- Leaf Rapids: The Man Who Sold The World
Grungy, gothic dreampop cover of a song made famous by Nirvana, and then transformed again by Leaf Rapids, the Manitoba-based husband and wife duo whose Handsome Family cover we celebrated in our 2015 lost coverage roundup just last week.
- Seu Jorge: Rebel, Rebel
No modern exploration of Bowie’s influence on folk would be complete without at least one selection from Seu Jorge‘s wonderful, delicate Portuguese translations of the canon, produced as part and parcel of the narrative arc for The Life Aquatic with Steve Zissou under the inspired direction of Wes Anderson.
- Hezekiah Jones: Ashes To Ashes
Hezekiah Jones, “a collection of Philadelphia-area artists orbiting around the songwriting talents of one Raphael Cutrufello”, originally recorded their sweet, creaky waltz-time banjo-and-harmony cover of Ashes To Ashes for a compilation that never came to be.
- Happy Rhodes: Ashes To Ashes
- Happy Rhodes: Space Oddity
Low, primitive vocals and warm singer-songwriter guitar typify this pair of throwback covers from happily retired alt-rocker Happy Rhodes – the first a solo acoustic studio recording, the second a soaring live take with subtle flourishes from a grungy back-up band.
- PHIA & Josh The Cat: As The World Falls Down
Thumb piano, fingersnaps, and summer-sweet harmonies from Berlin-based artists PHIA and Josh The Cat. From a 2014 Rolling Stone Germany CD tribute otherwise lost to the ether.
- Anna Ternheim: China Girl
- The Last Town Chorus: Modern Love

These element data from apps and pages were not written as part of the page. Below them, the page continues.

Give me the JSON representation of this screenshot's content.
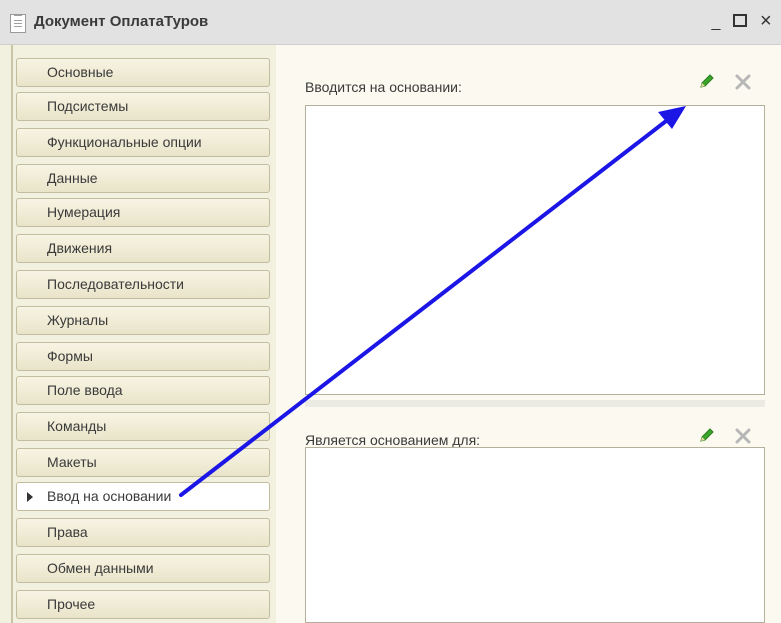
{
  "window": {
    "title": "Документ ОплатаТуров",
    "minimize_glyph": "_",
    "close_glyph": "×"
  },
  "sidebar": {
    "items": [
      {
        "label": "Основные"
      },
      {
        "label": "Подсистемы"
      },
      {
        "label": "Функциональные опции"
      },
      {
        "label": "Данные"
      },
      {
        "label": "Нумерация"
      },
      {
        "label": "Движения"
      },
      {
        "label": "Последовательности"
      },
      {
        "label": "Журналы"
      },
      {
        "label": "Формы"
      },
      {
        "label": "Поле ввода"
      },
      {
        "label": "Команды"
      },
      {
        "label": "Макеты"
      },
      {
        "label": "Ввод на основании",
        "active": true
      },
      {
        "label": "Права"
      },
      {
        "label": "Обмен данными"
      },
      {
        "label": "Прочее"
      }
    ]
  },
  "main": {
    "based_on": {
      "label": "Вводится на основании:"
    },
    "basis_for": {
      "label": "Является основанием для:"
    }
  },
  "colors": {
    "annotation_arrow": "#1b16e6",
    "edit_icon": "#39a52a",
    "delete_icon": "#b7b7b7"
  }
}
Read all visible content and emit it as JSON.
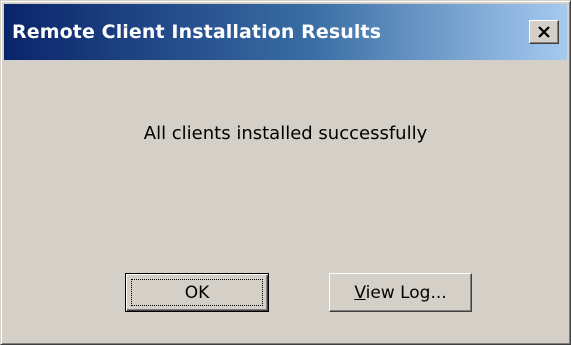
{
  "window": {
    "title": "Remote Client Installation Results",
    "close_icon": "close-icon"
  },
  "message": "All clients installed successfully",
  "buttons": {
    "ok_label": "OK",
    "view_log_mnemonic": "V",
    "view_log_rest": "iew Log..."
  },
  "colors": {
    "titlebar_start": "#0a246a",
    "titlebar_end": "#a6caf0",
    "face": "#d4d0c8"
  }
}
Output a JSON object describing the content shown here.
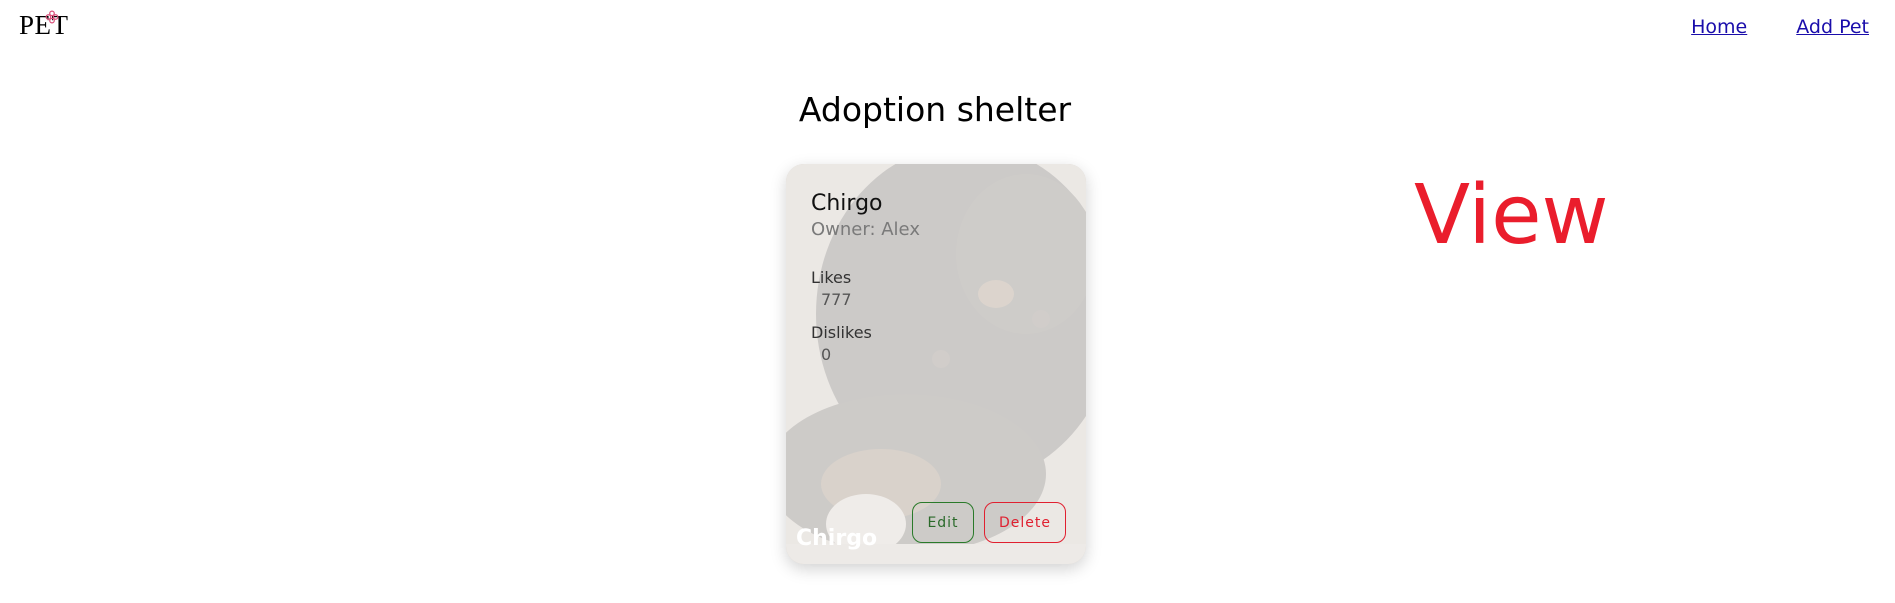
{
  "header": {
    "logo_text": "PET",
    "nav": [
      {
        "label": "Home"
      },
      {
        "label": "Add Pet"
      }
    ]
  },
  "page": {
    "title": "Adoption shelter"
  },
  "pet_card": {
    "name": "Chirgo",
    "owner": "Owner: Alex",
    "likes_label": "Likes",
    "likes_value": "777",
    "dislikes_label": "Dislikes",
    "dislikes_value": "0",
    "caption": "Chirgo",
    "edit_label": "Edit",
    "delete_label": "Delete"
  },
  "annotation": {
    "text": "View"
  },
  "colors": {
    "link": "#1a0dab",
    "edit": "#2a7a2a",
    "delete": "#e02030",
    "annotation": "#ea1d2c"
  }
}
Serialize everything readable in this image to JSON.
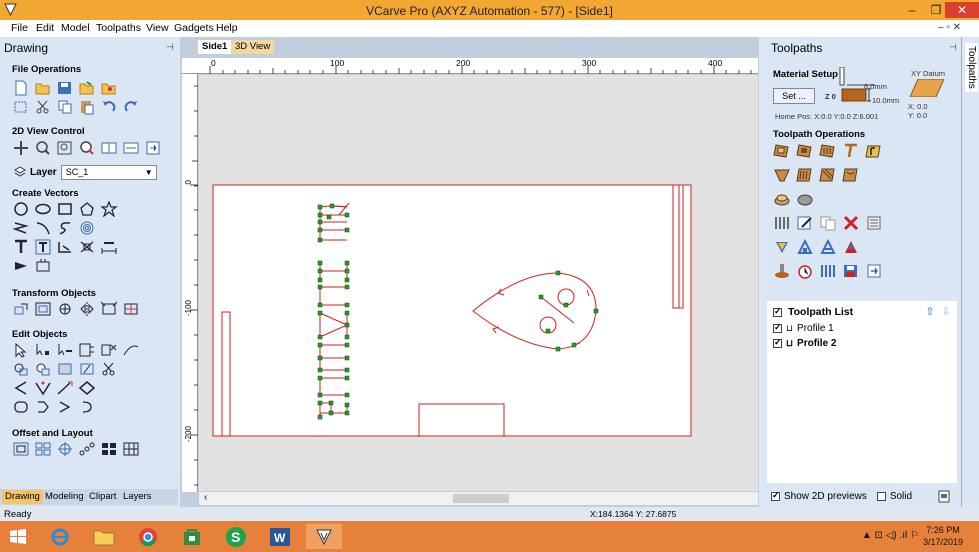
{
  "window": {
    "title": "VCarve Pro (AXYZ Automation - 577) - [Side1]",
    "minimize_icon": "minimize-icon",
    "restore_icon": "restore-icon",
    "close_icon": "close-icon",
    "min_glyph": "–",
    "restore_glyph": "❐",
    "close_glyph": "✕"
  },
  "menu": {
    "items": [
      "File",
      "Edit",
      "Model",
      "Toolpaths",
      "View",
      "Gadgets",
      "Help"
    ],
    "mdi_controls": "– ▫ ✕"
  },
  "left_panel": {
    "title": "Drawing",
    "pin": "⊣",
    "sections": {
      "file_ops": "File Operations",
      "view_control": "2D View Control",
      "create_vectors": "Create Vectors",
      "transform": "Transform Objects",
      "edit": "Edit Objects",
      "offset": "Offset and Layout"
    },
    "layer_label": "Layer",
    "layer_value": "SC_1",
    "tabs": [
      "Drawing",
      "Modeling",
      "Clipart",
      "Layers"
    ]
  },
  "document": {
    "tabs": [
      "Side1",
      "3D View"
    ],
    "ruler_h": [
      "0",
      "100",
      "200",
      "300",
      "400"
    ],
    "ruler_v": [
      "0",
      "-100",
      "-200"
    ]
  },
  "right_panel": {
    "title": "Toolpaths",
    "pin": "⊣",
    "side_tab": "Toolpaths",
    "material_setup": "Material Setup",
    "thickness": "6.0mm",
    "z_offset": "10.0mm",
    "set_button": "Set ...",
    "z_label": "Z 0",
    "home_pos": "Home Pos:  X:0.0 Y:0.0 Z:6.001",
    "xy_datum": "XY Datum",
    "datum_x": "X: 0.0",
    "datum_y": "Y: 0.0",
    "toolpath_operations": "Toolpath Operations",
    "toolpath_list": "Toolpath List",
    "toolpaths": [
      "Profile 1",
      "Profile 2"
    ],
    "show_2d": "Show 2D previews",
    "solid": "Solid"
  },
  "status": {
    "left": "Ready",
    "coords": "X:184.1364 Y: 27.6875"
  },
  "taskbar": {
    "time": "7:26 PM",
    "date": "3/17/2019",
    "tray": "▲ ⊡ ◁) .ıl ⚐"
  },
  "colors": {
    "title_bar": "#f2a733",
    "taskbar": "#e6813b",
    "panel_bg": "#dbe6f4",
    "vector_red": "#d02020",
    "node_green": "#2a9a2a"
  }
}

Indiefolk darlings Anna Ternheim and Megan Hickey’s alter-ego The Last Town Chorus make surprisingly similar production choices on two very different originals, create sultry, rich environments that bring the lyrics out.
- Keller Williams: Under Pressure (orig. David Bowie/Queen)
Keller Williams is typically playful in this live take on Bowie/Queen collaboration Under Pressure, but listen carefully – under the surface, the song takes itself seriously, and ultimately, so does Williams.
- Solotundra: Sound And Vision
Lo-fi alt-country from Italian minimalists Solotundra, who use doubled voices and a guitar drone to replicate this mostly instrumental piece from Bowie’s equally minimalist, equally lo-fi 1977 album Low.
- Dan Hardin: Heroes
It’s hard to find folky covers of Heroes, though the song seems to have become a staple of the hard rock cover circuit, but YouTuber Dan Hardin reins in the angst, dampening the fire without losing the tension.
- He’s My Brother She’s My Sister: Moonage Daydream
Muffled retro indiepop with a dash of country alt-rock from slightly mysterious LA-based project He’s My Brother She’s My Sister. A bit beyond folk, but a high point nonetheless.
- Elizabeth Mitchell: Kooks
Fave kindie-folker Elizabeth Mitchell put this delightfully cheery cover on her 2012 album Blue Clouds, where it soars alongside a full complement of other gentle lullaby transformations.